I have prayed and have come to the decision of homeschooling my 6-year-old along with my 11-year-old. I am also very blessed to have my husband’s full support. However, my 6-year-old was “diagnosed” with ADHD last year in Kindergarten. I am feeling a bit challenged on how to handle his learning style or even how to find out what his learning style is. My prayer is to do God’s will in my children’s lives. I guess I am just looking for some friendly, but practical advice on how to even begin with my 6-year-old considering his learning capabilities. Thanks for your support.

Dear Parent,

When God blesses us with children, He is willing to provide us with the grace we need to rear them. Part of that grace will certainly be your husband’s full support.

ADHD children benefit from one-on-one tutoring. The group needs of a functioning classroom can aggravate ADHD, but you won’t have those group needs at home. You can focus on what your six-year-old son needs. One of the best methods of working with an ADHD child is to go slowly, at his pace. Don’t worry about grade levels. Keep him working on academics for about an hour to an hour and a half a day without overwhelming him. Let him take a break—you don’t have to work straight through but can break up the school day into two or more sessions. If he becomes frustrated, slow down or stop. Review frequently.

Hands on and visual activities will help him focus. Math manipulatives, such as counters, Cuisenaire rods, and number lines, are great for focusing a child’s attention. If he wants to do his math while standing up, that’s okay. If he wants to chant and clap while spelling, let him. He doesn’t have to be intensely focused, and don’t expect him to be able to focus for long periods. Just keep working with him steadily.

You indicate that you are not sure how to determine his learning style. I would not worry about that at this time, but incorporate hands-on, visual, and auditory experiences. You don’t want to overload his system, but use each of the three main methods of learning to teach him and for later review work. For example, use counters with math problems. Then encourage him to talk through the problem aloud as he writes the numerals. You might review by using a different math manipulative other than counters. You might ask him to draw the problem for a second review. If you notice that one method seems to work better for him, I would tend to use that method more often, but don’t neglect the other methods in the primary grades. They are all useful, and some work better with certain subjects than with others.
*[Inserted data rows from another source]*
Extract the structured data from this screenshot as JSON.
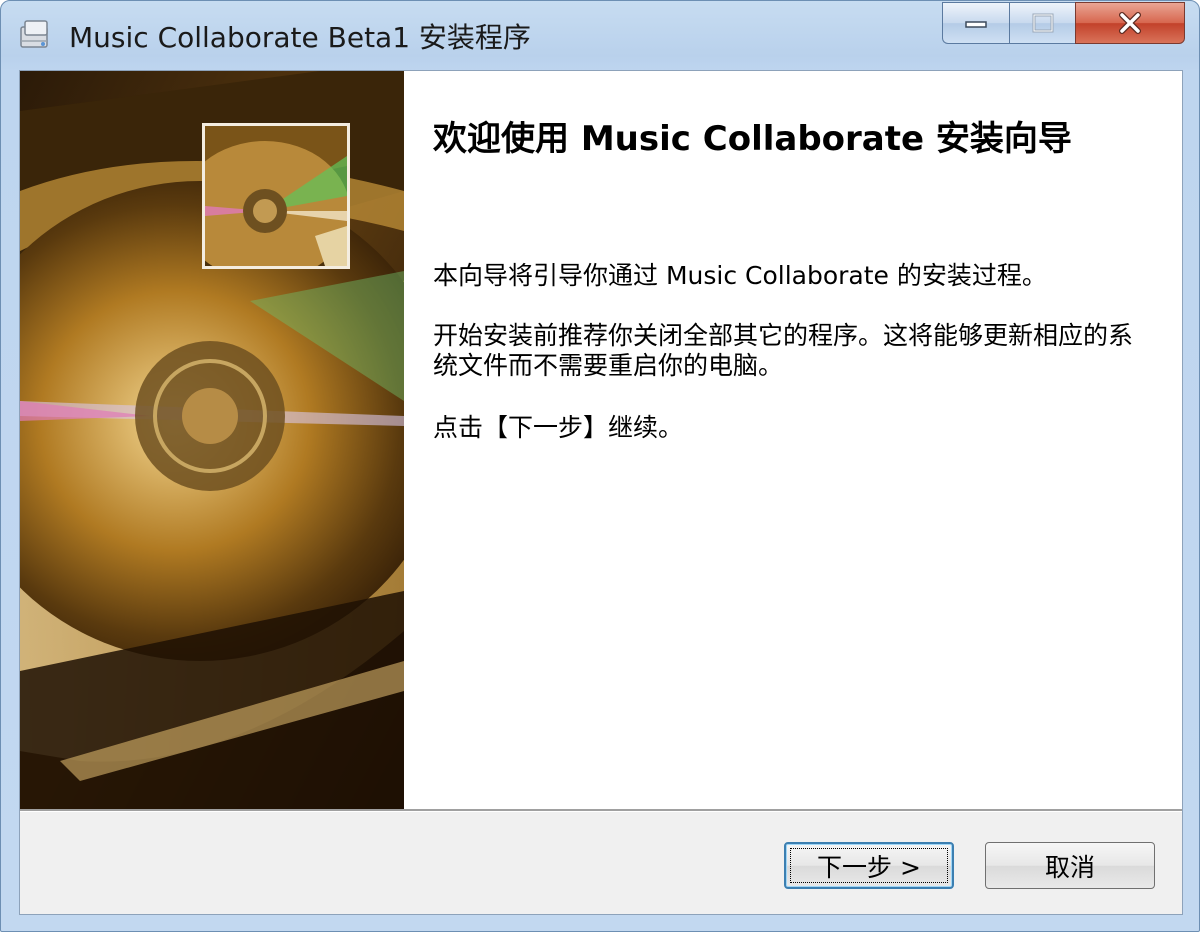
{
  "window": {
    "title": "Music Collaborate Beta1 安装程序"
  },
  "caption_buttons": {
    "minimize": "minimize-icon",
    "maximize": "maximize-icon",
    "close": "close-icon"
  },
  "content": {
    "heading": "欢迎使用 Music Collaborate 安装向导",
    "paragraph1": "本向导将引导你通过 Music Collaborate 的安装过程。",
    "paragraph2": "开始安装前推荐你关闭全部其它的程序。这将能够更新相应的系统文件而不需要重启你的电脑。",
    "paragraph3": "点击【下一步】继续。"
  },
  "buttons": {
    "next": "下一步 >",
    "cancel": "取消"
  },
  "colors": {
    "close_button": "#c94a30",
    "focus_border": "#3c7fb1"
  }
}
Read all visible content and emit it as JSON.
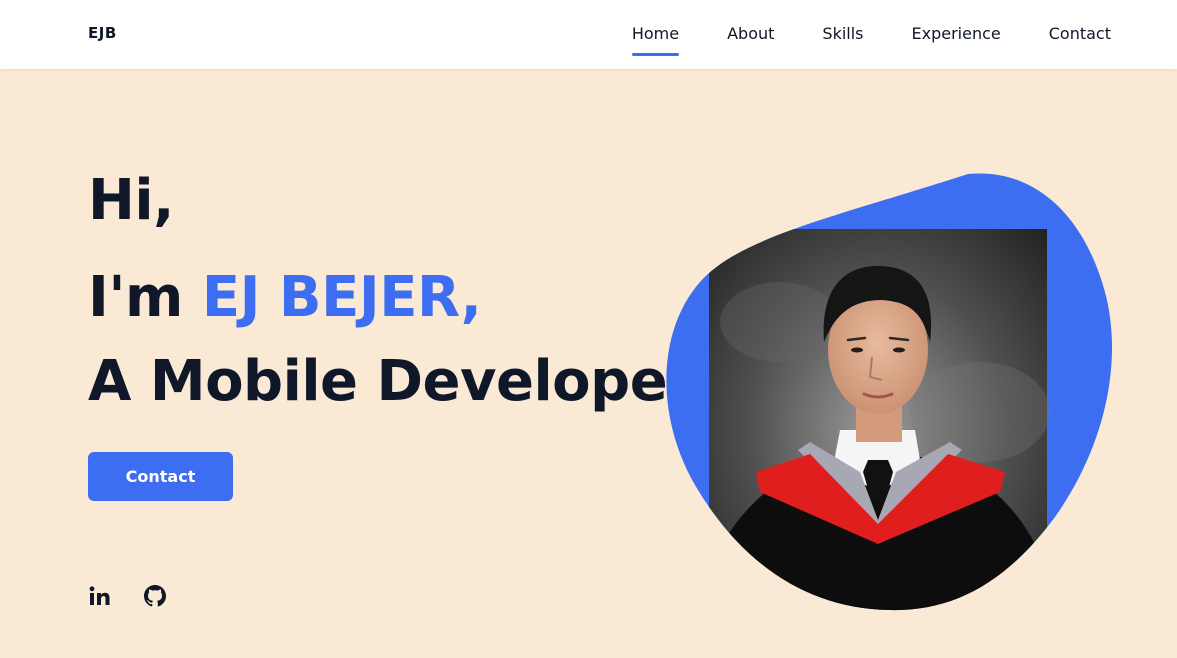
{
  "nav": {
    "logo": "EJB",
    "items": [
      {
        "label": "Home",
        "active": true
      },
      {
        "label": "About",
        "active": false
      },
      {
        "label": "Skills",
        "active": false
      },
      {
        "label": "Experience",
        "active": false
      },
      {
        "label": "Contact",
        "active": false
      }
    ]
  },
  "hero": {
    "greeting": "Hi,",
    "intro_prefix": "I'm ",
    "name": "EJ BEJER,",
    "role": "A Mobile Developer",
    "contact_button": "Contact"
  },
  "social": [
    {
      "icon": "linkedin-icon",
      "label": "in"
    },
    {
      "icon": "github-icon"
    }
  ],
  "image": {
    "icon": "profile-photo",
    "description_visible": false
  },
  "colors": {
    "background": "#FAEAD5",
    "navbar": "#FFFFFF",
    "accent": "#3D6DF0",
    "text": "#0F1729"
  }
}
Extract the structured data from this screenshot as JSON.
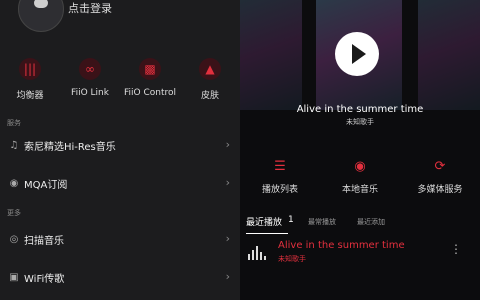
{
  "login": {
    "label": "点击登录"
  },
  "features": [
    {
      "label": "均衡器",
      "icon": "equalizer-icon"
    },
    {
      "label": "FiiO Link",
      "icon": "link-icon"
    },
    {
      "label": "FiiO Control",
      "icon": "control-icon"
    },
    {
      "label": "皮肤",
      "icon": "skin-icon"
    }
  ],
  "sections": {
    "service": "服务",
    "more": "更多"
  },
  "rows": [
    {
      "label": "索尼精选Hi-Res音乐",
      "icon": "music-note-icon"
    },
    {
      "label": "MQA订阅",
      "icon": "mqa-icon"
    },
    {
      "label": "扫描音乐",
      "icon": "scan-icon"
    },
    {
      "label": "WiFi传歌",
      "icon": "wifi-transfer-icon"
    }
  ],
  "now_playing": {
    "title": "Alive in the summer time",
    "artist": "未知歌手"
  },
  "nav": [
    {
      "label": "播放列表",
      "icon": "playlist-icon"
    },
    {
      "label": "本地音乐",
      "icon": "local-music-icon"
    },
    {
      "label": "多媒体服务",
      "icon": "media-service-icon"
    }
  ],
  "tabs": [
    {
      "label": "最近播放"
    },
    {
      "label": "1"
    },
    {
      "label": "最常播放"
    },
    {
      "label": "最近添加"
    }
  ],
  "recent": {
    "title": "Alive in the summer time",
    "artist": "未知歌手"
  },
  "colors": {
    "accent": "#e3303e"
  }
}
Establish a set routine for each day. Knowing that he has to work for fifteen to twenty minutes on reading at a certain time can help him remain focused. Use short explanations, and break large tasks down into smaller tasks. For example, instead of asking your son to clean his room, ask him to pick up his clothes. Then ask him to make the bed, and so on.

This website can provide helpful information as you begin your homeschooling journey. Some days will be better than others, and you will need patience, but the rewards for your child will be worth your steady and gentle efforts to guide him.

May God smile upon you and your family,
Sandra Garant

About Sandra Garant

Sandra Garant is a veteran homeschooling mom, certified teacher, writer, attorney, and administrative law judge. She taught her three children at home until they were ready for college. She tutored students in writing for many years and is the author of Language of God, Level F and Language of God, Level G.